=== ABOUT THIS EXERCISE ===
When the string "from" occurs in a line of the records, show that line.

=== EXERCISE INPUTS ===

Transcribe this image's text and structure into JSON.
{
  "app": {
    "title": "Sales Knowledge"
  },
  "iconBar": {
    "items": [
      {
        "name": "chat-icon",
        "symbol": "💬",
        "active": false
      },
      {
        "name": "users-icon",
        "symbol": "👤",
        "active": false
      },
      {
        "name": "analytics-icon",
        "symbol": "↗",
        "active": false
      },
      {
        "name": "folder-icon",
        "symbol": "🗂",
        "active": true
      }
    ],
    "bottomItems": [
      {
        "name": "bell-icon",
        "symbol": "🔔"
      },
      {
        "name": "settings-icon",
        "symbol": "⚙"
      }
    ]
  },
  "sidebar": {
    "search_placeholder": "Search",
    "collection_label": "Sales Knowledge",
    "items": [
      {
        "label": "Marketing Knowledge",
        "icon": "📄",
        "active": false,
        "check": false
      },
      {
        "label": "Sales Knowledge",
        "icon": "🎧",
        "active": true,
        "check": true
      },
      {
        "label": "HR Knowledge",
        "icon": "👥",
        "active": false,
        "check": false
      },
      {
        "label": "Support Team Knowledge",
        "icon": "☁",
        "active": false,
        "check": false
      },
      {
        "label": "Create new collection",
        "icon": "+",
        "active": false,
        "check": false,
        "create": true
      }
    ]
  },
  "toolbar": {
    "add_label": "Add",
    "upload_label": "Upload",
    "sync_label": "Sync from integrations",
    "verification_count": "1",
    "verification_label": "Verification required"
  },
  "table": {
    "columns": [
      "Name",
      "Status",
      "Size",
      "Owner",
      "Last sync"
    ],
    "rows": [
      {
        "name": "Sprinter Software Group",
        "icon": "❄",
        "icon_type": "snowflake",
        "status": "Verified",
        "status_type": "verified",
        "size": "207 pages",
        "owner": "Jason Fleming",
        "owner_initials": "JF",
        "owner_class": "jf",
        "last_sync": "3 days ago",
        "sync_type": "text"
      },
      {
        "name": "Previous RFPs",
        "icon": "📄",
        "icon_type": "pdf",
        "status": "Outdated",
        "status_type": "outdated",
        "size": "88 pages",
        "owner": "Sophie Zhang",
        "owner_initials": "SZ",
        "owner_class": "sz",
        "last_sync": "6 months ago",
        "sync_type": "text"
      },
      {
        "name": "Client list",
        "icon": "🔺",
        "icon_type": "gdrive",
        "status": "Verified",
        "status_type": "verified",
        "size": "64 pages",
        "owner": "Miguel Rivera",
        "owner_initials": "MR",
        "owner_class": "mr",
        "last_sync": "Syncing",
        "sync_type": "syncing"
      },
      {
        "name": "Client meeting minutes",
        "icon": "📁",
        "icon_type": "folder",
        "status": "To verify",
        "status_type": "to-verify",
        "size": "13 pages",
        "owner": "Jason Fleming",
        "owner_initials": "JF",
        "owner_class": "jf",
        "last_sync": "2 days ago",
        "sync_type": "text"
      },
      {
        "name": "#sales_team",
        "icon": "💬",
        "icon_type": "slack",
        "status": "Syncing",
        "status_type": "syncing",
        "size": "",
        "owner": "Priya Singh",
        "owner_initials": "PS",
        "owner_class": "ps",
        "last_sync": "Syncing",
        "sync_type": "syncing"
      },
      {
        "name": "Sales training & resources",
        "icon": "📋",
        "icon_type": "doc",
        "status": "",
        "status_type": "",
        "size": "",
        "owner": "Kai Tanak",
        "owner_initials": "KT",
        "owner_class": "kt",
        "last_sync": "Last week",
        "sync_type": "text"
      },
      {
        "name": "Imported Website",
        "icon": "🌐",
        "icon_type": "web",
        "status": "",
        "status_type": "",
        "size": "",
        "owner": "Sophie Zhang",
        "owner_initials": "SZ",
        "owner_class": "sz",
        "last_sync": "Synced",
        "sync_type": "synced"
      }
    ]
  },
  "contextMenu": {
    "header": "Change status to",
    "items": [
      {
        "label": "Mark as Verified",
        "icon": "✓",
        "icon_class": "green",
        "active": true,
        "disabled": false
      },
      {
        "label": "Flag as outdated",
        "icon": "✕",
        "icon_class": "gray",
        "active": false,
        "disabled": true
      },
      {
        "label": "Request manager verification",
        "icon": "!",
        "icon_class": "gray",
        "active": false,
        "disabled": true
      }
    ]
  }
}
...
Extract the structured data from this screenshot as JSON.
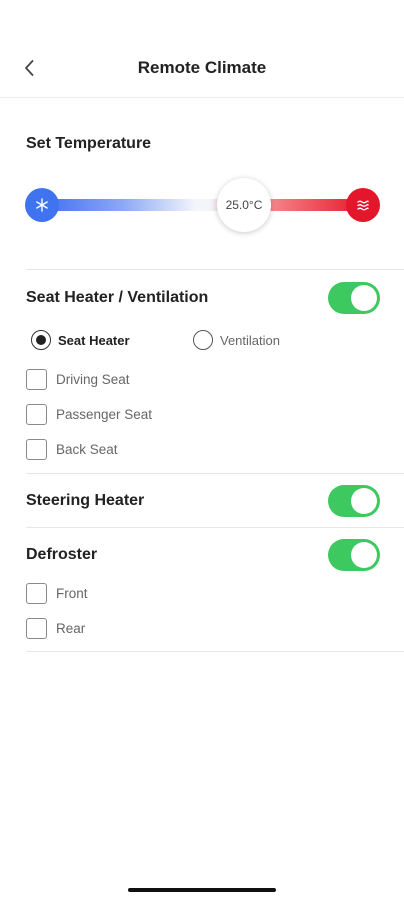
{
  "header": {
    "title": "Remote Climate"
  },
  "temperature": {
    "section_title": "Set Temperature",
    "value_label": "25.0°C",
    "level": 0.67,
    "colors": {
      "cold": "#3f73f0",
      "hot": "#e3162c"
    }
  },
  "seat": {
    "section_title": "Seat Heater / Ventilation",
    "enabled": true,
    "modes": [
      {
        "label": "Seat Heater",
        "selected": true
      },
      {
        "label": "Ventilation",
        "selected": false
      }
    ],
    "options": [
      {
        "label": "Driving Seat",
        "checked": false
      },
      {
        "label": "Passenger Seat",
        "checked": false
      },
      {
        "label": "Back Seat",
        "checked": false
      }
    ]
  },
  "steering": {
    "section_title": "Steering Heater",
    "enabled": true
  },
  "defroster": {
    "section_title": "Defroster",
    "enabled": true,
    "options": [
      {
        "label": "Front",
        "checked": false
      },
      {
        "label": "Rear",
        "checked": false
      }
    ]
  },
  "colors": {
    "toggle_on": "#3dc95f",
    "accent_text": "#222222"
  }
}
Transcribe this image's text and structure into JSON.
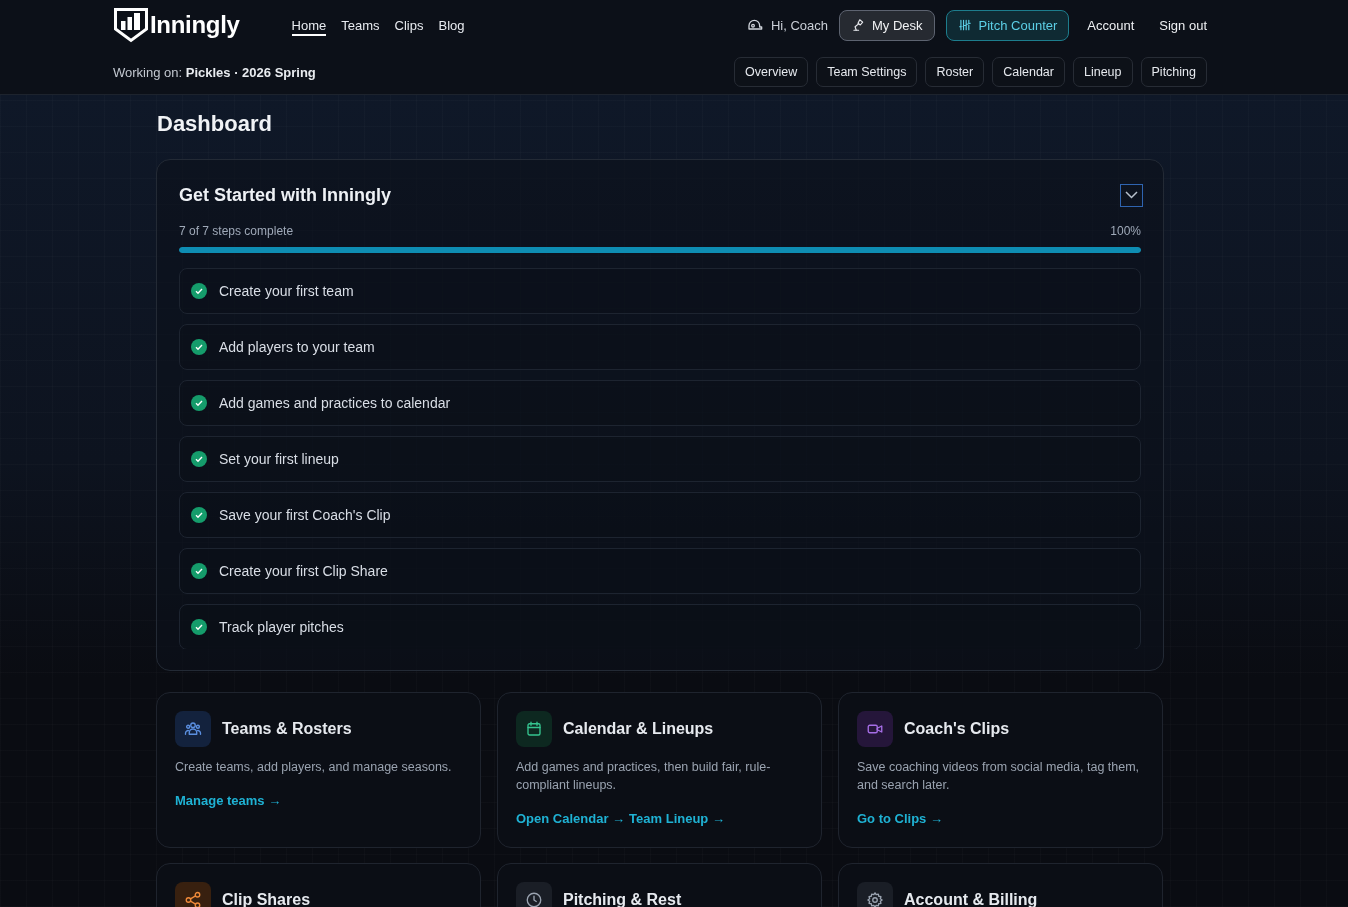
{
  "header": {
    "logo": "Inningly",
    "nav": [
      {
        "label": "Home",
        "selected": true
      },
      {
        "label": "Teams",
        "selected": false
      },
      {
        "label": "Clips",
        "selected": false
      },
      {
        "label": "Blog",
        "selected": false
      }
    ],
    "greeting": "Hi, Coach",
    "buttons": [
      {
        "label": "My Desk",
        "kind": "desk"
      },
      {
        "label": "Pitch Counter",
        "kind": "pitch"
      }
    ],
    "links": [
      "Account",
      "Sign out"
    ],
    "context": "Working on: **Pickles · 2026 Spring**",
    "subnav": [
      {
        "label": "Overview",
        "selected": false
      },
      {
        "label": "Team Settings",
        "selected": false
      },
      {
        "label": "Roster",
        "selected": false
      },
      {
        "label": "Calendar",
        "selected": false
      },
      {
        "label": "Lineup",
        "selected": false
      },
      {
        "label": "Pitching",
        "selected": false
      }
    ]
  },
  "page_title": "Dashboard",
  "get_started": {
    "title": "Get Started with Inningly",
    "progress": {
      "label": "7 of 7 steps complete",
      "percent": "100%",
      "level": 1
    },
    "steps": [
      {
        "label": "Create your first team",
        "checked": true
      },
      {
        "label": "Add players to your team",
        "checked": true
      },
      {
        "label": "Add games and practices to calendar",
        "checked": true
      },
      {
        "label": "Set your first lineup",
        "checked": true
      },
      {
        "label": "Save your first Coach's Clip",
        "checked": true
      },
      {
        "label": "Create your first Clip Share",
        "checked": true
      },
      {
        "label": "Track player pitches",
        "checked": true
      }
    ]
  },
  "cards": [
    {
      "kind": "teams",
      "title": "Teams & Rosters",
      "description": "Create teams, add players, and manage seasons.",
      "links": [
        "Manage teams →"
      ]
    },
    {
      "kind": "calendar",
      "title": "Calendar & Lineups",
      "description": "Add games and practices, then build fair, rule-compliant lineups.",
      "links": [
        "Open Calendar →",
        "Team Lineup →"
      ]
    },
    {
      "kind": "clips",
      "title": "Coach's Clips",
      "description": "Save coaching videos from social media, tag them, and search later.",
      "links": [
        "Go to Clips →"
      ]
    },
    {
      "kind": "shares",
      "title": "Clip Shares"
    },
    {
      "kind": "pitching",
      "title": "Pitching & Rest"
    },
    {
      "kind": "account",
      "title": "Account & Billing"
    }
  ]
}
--
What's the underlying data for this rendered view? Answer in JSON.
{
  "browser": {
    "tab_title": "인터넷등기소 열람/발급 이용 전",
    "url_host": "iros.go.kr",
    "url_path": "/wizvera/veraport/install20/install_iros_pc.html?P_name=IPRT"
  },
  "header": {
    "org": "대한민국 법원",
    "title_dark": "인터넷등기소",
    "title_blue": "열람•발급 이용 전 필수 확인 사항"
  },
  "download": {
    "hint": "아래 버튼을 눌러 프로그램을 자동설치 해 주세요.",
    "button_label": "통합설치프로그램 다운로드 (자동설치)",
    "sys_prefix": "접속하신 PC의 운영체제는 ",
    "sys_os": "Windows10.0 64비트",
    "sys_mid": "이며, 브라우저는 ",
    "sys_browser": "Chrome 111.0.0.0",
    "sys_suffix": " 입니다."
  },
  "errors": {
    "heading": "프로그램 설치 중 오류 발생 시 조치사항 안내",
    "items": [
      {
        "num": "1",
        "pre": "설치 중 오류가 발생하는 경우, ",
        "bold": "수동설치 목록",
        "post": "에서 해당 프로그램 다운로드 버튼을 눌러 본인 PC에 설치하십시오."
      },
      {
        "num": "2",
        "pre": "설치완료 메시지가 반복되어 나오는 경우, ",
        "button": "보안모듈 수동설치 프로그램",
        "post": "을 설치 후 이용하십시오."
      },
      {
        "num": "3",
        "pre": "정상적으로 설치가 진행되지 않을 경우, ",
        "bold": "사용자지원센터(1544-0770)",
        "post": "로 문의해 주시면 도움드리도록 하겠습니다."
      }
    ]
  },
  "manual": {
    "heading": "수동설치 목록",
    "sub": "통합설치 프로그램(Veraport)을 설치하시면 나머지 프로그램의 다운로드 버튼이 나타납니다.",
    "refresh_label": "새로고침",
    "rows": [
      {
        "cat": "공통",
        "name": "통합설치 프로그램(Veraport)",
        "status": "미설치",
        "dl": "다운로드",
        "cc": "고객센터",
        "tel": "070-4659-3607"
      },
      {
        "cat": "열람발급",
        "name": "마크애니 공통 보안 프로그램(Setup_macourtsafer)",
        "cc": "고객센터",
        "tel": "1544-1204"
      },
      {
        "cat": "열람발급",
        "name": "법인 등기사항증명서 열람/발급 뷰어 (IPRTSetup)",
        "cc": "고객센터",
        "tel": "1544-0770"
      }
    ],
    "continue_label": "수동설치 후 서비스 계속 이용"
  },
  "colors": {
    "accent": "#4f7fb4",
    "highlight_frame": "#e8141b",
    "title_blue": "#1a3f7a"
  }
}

=== SOLVED EXERCISE ===
    "sync_label": "Sync from integrations",
Extract the structured data from this screenshot as JSON.
      "description": "Save coaching videos from social media, tag them, and search later.",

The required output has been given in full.